The Element of Fun
Fun is a powerful thing. Not only because of the effect it has on the person experiencing it, but also the effect it has on those around them, and how this creates a culture in which fun propagates fun. This contributes to the tone of Yuru Camp, creating an atmosphere of lightheartedness which helps you fall in love with all that Yuru Camp is.
Yuru Camp is bursting at the seams with fun! This comes from its characters: Rin, Nadeshiko, Aoi, and Ena. On a more intrinsic level Rin’s personality clashes with Nadeshiko’s – something which is of benefit to both of them. From this, Rin learns how to be more outgoing, and interact in social situations.
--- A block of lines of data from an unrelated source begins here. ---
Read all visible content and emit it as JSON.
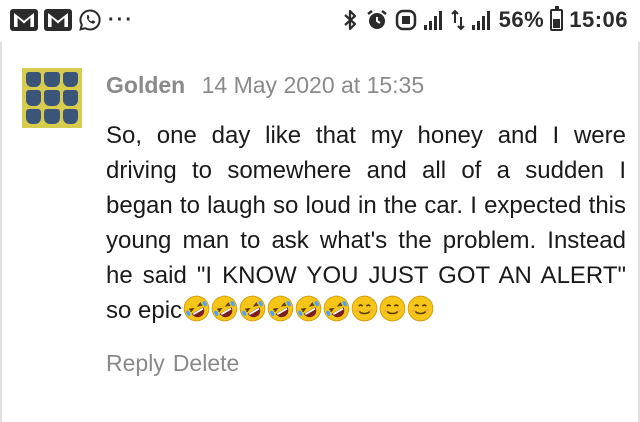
{
  "status_bar": {
    "notification_icons": [
      "gmail-icon",
      "gmail-icon",
      "whatsapp-icon"
    ],
    "overflow": "···",
    "system_icons": [
      "bluetooth-icon",
      "alarm-icon",
      "nfc-icon",
      "signal-icon",
      "data-transfer-icon",
      "signal-icon"
    ],
    "battery": "56%",
    "battery_level": 0.56,
    "time": "15:06"
  },
  "comment": {
    "author": "Golden",
    "date": "14 May 2020 at 15:35",
    "body": "So, one day like that my honey and I were driving to somewhere and all of a sudden I began to laugh so loud in the car. I expected this young man to ask what's the problem. Instead he said \"I KNOW YOU JUST GOT AN ALERT\" so epic",
    "emojis": [
      "rofl-emoji",
      "rofl-emoji",
      "rofl-emoji",
      "rofl-emoji",
      "rofl-emoji",
      "rofl-emoji",
      "smiling-face-emoji",
      "smiling-face-emoji",
      "smiling-face-emoji"
    ],
    "actions": {
      "reply": "Reply",
      "delete": "Delete"
    }
  },
  "colors": {
    "meta_text": "#8a8a8a",
    "body_text": "#1a1a1a",
    "avatar_bg": "#d8cc4f",
    "emoji": "#f5c518"
  }
}
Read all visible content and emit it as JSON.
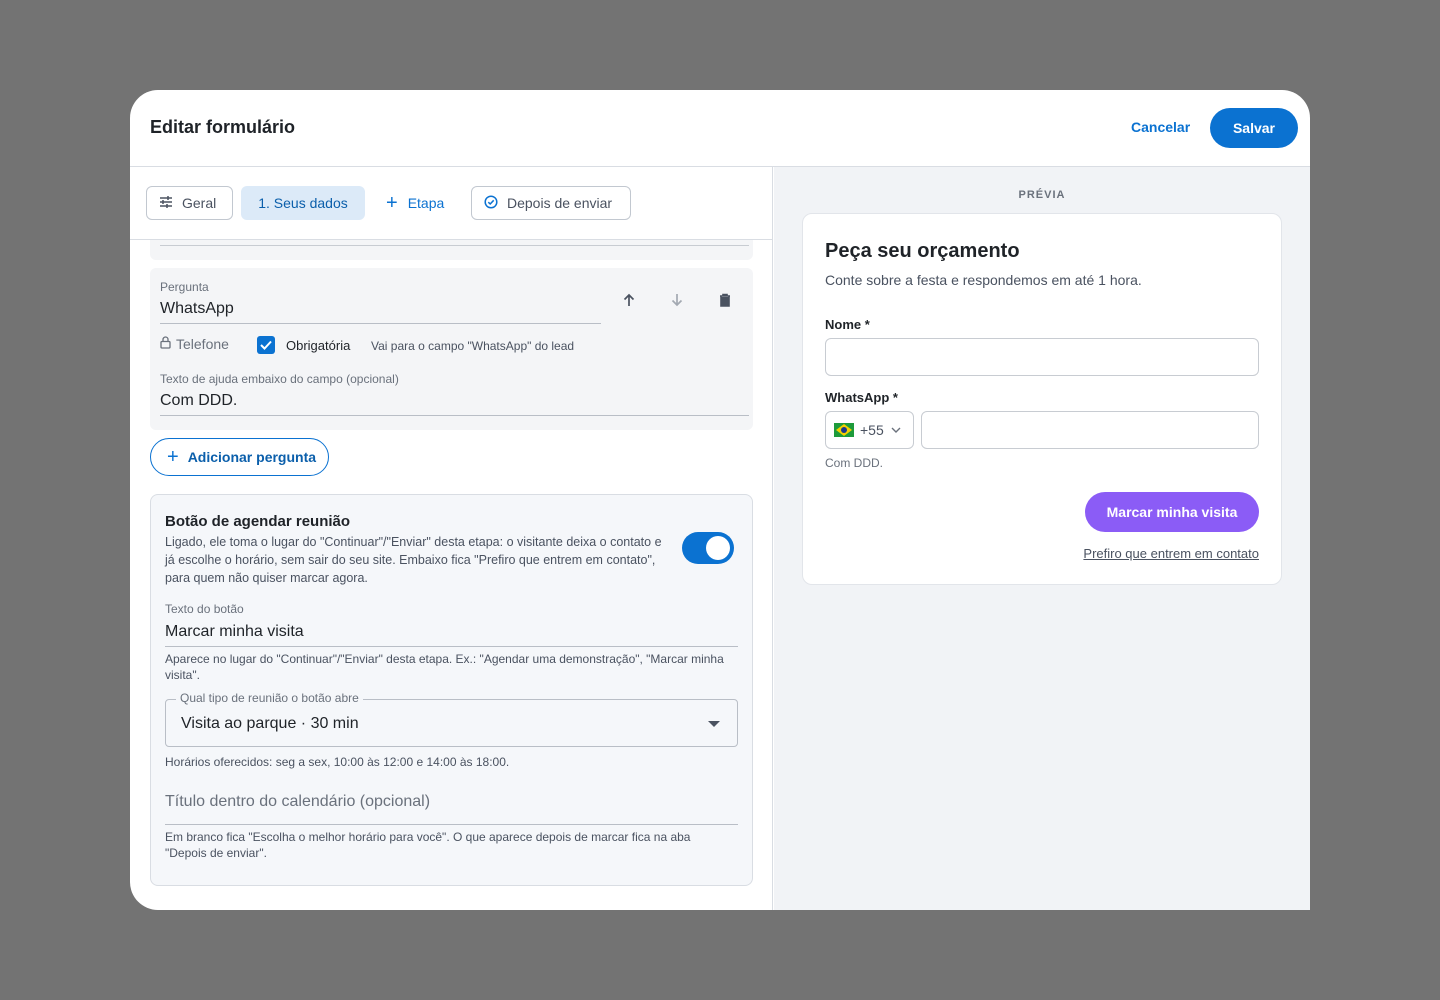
{
  "modal": {
    "title": "Editar formulário",
    "cancel_label": "Cancelar",
    "save_label": "Salvar"
  },
  "tabs": [
    {
      "label": "Geral",
      "icon": "sliders-icon"
    },
    {
      "label": "1. Seus dados",
      "active": true
    },
    {
      "label": "Etapa",
      "icon": "plus-icon"
    },
    {
      "label": "Depois de enviar",
      "icon": "check-circle-icon"
    }
  ],
  "question": {
    "label": "Pergunta",
    "value": "WhatsApp",
    "type": "Telefone",
    "required_label": "Obrigatória",
    "required": true,
    "mapping_hint": "Vai para o campo \"WhatsApp\" do lead",
    "help_label": "Texto de ajuda embaixo do campo (opcional)",
    "help_value": "Com DDD."
  },
  "add_question_label": "Adicionar pergunta",
  "meeting": {
    "title": "Botão de agendar reunião",
    "description": "Ligado, ele toma o lugar do \"Continuar\"/\"Enviar\" desta etapa: o visitante deixa o contato e já escolhe o horário, sem sair do seu site. Embaixo fica \"Prefiro que entrem em contato\", para quem não quiser marcar agora.",
    "enabled": true,
    "button_text_label": "Texto do botão",
    "button_text_value": "Marcar minha visita",
    "button_text_help": "Aparece no lugar do \"Continuar\"/\"Enviar\" desta etapa. Ex.: \"Agendar uma demonstração\", \"Marcar minha visita\".",
    "type_label": "Qual tipo de reunião o botão abre",
    "type_value": "Visita ao parque · 30 min",
    "schedule_help": "Horários oferecidos: seg a sex, 10:00 às 12:00 e 14:00 às 18:00.",
    "calendar_title_placeholder": "Título dentro do calendário (opcional)",
    "calendar_title_help": "Em branco fica \"Escolha o melhor horário para você\". O que aparece depois de marcar fica na aba \"Depois de enviar\"."
  },
  "preview": {
    "section_label": "PRÉVIA",
    "title": "Peça seu orçamento",
    "subtitle": "Conte sobre a festa e respondemos em até 1 hora.",
    "name_label": "Nome *",
    "whatsapp_label": "WhatsApp *",
    "country_code": "+55",
    "whatsapp_help": "Com DDD.",
    "button_label": "Marcar minha visita",
    "link_label": "Prefiro que entrem em contato"
  },
  "colors": {
    "primary": "#0b72d1",
    "preview_button": "#8b5cf6",
    "backdrop": "#737373"
  }
}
Nadeshiko learns the importance of quiet, and the ability to relax whilst enjoying the little things. But the biggest factor is, how all of the characters imprint on each other. How each of their individual personalities rub off on one another. After all, it’s fair to say each one of us wants to have a measurable effect on the people we spend time with; hopefully in a more than positive way. If you surround yourself with good, honest people – everyone benefits. Yuru Camp reminds me of this; of how important good people and family can be.
Do you love Yuru Camp, and its characters as much as I do!?
Thanks for reading, as always!
-Chris (Follow me on Twitter, and consider supporting Peach’s Almanac on Patreon. I post every Wednesday!)